Set in sumptuous countryside in North Yorkshire, Crathorne Hall Hotel was the perfect setting for my wife, daughter and self to experience the fayre on offer at this exceptional establishment.
On arrival we were greeted by General Manager, Peter Llewellyn and introduced to our waitress for the lounge dining experience, Denice Dimbleby, who proved to be outstandingly attentive and efficient. As a bit of a traditionalist, I chose for my starter the homemade soup of the day, which turned out to be white onion. It arrived with two homemade, perfectly warmed bread rolls of different type and flavour. The soup, cream in colour had a hint of sweetness, as all white onions tend to possess. In many ways the amount on offer was a challenge but I finished the delicious liquid with aplomb.
My wife’s opening dish was Tempura Prawns with a sweet chilli dip. Often in restaurants, they skimp with the portions, but not here. There was probably 10 12 prawns covered in crisp, light batter and she assured me the lightness of the outer covering and the delicate taste of the prawns allowed for a quality starter which would not impinge on her main course to follow. Lesley, my daughter’s, first experience of the food at Crathorne was her main course of Cumberland Sausage and mash with caramelised red onion jus.
Presentation is often the key to a good meal and here a bed of creamy potato formed the base for three generous pork sausages. Surrounded by the jus it just looked every bit as tasty as Lesley, pronounced it to be. Freshly battered ‘Catch of the day’ with chunky chips and garden peas was the item I chose for my main. Attention to detail is a thing I always admire and this dish came with a half lemon wrapped in a sheet of muslin, bound with a blue tie. It stopped the dropping of pips onto the fish. Ingenious and relevant. The fish itself, pristine white demonstrated the chef’s ability to choose the finest haddock from the fishmonger.

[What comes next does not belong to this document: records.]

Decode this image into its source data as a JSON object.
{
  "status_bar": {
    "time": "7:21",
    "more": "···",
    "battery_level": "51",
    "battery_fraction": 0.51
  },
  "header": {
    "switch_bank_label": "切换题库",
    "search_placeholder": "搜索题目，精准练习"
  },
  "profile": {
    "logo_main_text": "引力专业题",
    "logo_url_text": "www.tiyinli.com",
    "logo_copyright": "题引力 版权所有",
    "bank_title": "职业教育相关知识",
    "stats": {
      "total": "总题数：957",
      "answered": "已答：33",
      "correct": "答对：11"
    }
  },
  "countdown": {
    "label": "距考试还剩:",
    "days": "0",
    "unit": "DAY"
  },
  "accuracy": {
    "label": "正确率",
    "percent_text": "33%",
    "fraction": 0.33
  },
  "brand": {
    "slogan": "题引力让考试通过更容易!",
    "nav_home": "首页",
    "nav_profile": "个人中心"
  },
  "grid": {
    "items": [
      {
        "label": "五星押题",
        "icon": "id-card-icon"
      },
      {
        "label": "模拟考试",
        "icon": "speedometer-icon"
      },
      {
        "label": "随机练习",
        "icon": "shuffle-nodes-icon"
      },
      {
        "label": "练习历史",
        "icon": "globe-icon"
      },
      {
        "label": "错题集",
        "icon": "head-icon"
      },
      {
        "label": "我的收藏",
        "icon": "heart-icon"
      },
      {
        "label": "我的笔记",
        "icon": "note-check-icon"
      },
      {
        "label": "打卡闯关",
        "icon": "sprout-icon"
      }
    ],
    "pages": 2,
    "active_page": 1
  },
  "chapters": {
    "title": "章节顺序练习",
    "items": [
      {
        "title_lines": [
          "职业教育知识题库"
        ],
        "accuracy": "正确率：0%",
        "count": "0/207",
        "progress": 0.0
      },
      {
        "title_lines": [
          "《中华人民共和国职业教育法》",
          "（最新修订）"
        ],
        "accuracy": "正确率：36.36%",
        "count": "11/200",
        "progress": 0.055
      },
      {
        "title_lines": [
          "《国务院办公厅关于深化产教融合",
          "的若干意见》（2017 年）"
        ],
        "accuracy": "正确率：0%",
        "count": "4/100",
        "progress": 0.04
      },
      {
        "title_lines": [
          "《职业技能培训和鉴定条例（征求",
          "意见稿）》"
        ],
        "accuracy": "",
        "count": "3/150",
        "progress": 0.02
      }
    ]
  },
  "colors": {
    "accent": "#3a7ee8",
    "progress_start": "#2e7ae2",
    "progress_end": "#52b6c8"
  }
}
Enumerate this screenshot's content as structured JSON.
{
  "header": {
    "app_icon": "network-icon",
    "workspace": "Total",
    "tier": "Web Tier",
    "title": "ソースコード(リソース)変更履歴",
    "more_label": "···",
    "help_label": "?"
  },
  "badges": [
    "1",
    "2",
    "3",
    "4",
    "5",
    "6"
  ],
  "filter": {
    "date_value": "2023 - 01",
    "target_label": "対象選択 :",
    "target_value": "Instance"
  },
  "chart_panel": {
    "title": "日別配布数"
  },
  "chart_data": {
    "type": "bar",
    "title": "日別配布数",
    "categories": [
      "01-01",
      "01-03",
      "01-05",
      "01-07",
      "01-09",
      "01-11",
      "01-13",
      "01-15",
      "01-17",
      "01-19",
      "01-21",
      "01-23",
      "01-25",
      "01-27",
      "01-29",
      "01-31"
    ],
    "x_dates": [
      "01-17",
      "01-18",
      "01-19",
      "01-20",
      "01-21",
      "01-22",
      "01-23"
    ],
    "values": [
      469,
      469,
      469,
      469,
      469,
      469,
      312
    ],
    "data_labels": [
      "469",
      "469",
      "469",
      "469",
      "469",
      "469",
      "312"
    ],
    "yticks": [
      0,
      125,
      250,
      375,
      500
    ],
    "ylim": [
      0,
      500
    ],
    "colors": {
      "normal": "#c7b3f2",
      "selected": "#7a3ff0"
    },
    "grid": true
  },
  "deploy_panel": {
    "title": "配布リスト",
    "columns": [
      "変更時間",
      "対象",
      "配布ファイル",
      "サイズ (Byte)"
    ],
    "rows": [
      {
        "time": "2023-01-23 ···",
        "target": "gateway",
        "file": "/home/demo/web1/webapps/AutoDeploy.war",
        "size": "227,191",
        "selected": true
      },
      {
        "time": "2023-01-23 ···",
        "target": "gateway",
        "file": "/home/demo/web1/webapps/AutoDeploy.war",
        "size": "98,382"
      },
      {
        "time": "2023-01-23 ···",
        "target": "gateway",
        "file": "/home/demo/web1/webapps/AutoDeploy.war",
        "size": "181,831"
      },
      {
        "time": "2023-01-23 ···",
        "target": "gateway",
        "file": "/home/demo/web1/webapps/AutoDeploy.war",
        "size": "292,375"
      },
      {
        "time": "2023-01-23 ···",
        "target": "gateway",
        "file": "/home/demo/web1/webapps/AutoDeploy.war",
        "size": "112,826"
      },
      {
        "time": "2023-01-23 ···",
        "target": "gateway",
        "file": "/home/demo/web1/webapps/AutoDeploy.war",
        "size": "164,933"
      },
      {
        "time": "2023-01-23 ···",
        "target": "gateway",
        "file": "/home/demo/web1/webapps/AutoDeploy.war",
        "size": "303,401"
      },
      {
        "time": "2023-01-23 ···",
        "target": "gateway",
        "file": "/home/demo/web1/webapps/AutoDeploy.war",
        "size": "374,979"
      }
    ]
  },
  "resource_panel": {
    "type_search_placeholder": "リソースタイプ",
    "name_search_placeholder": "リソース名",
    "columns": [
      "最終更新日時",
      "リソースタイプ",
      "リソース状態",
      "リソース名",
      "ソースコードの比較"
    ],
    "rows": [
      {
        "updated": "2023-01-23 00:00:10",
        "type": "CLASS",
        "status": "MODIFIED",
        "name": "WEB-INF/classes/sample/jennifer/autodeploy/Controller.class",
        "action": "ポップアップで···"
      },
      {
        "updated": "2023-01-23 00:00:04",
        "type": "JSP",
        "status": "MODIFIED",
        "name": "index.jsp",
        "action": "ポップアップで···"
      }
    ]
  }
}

Garden peas also arrived in a square pot, just another bit of flair. Chunky chips are notorious for being badly produced but here they arrived in regimented lines, forming a tower and the taste was superb. Lynda chose Thai Curry with aromatic rice, poppadums with chicken. She pronounced it superb. Not a normal lover of curry, Lynda enjoyed the subtle taste of the chicken in its curry sauce, which after a few seconds blossomed out with a bite not experienced on first taste. Rice was fluffy, and filled with herbs and spices to create its aromatic taste. For dessert, Lesley chose Vanilla Crème Brulle with a shortbread biscuit accompaniment and I experienced the Eton Mess. All that can be said about the taste of both dishes was sublime. A glass of crisp sauvignon blanc rounded off a delightful day and we headed home replete.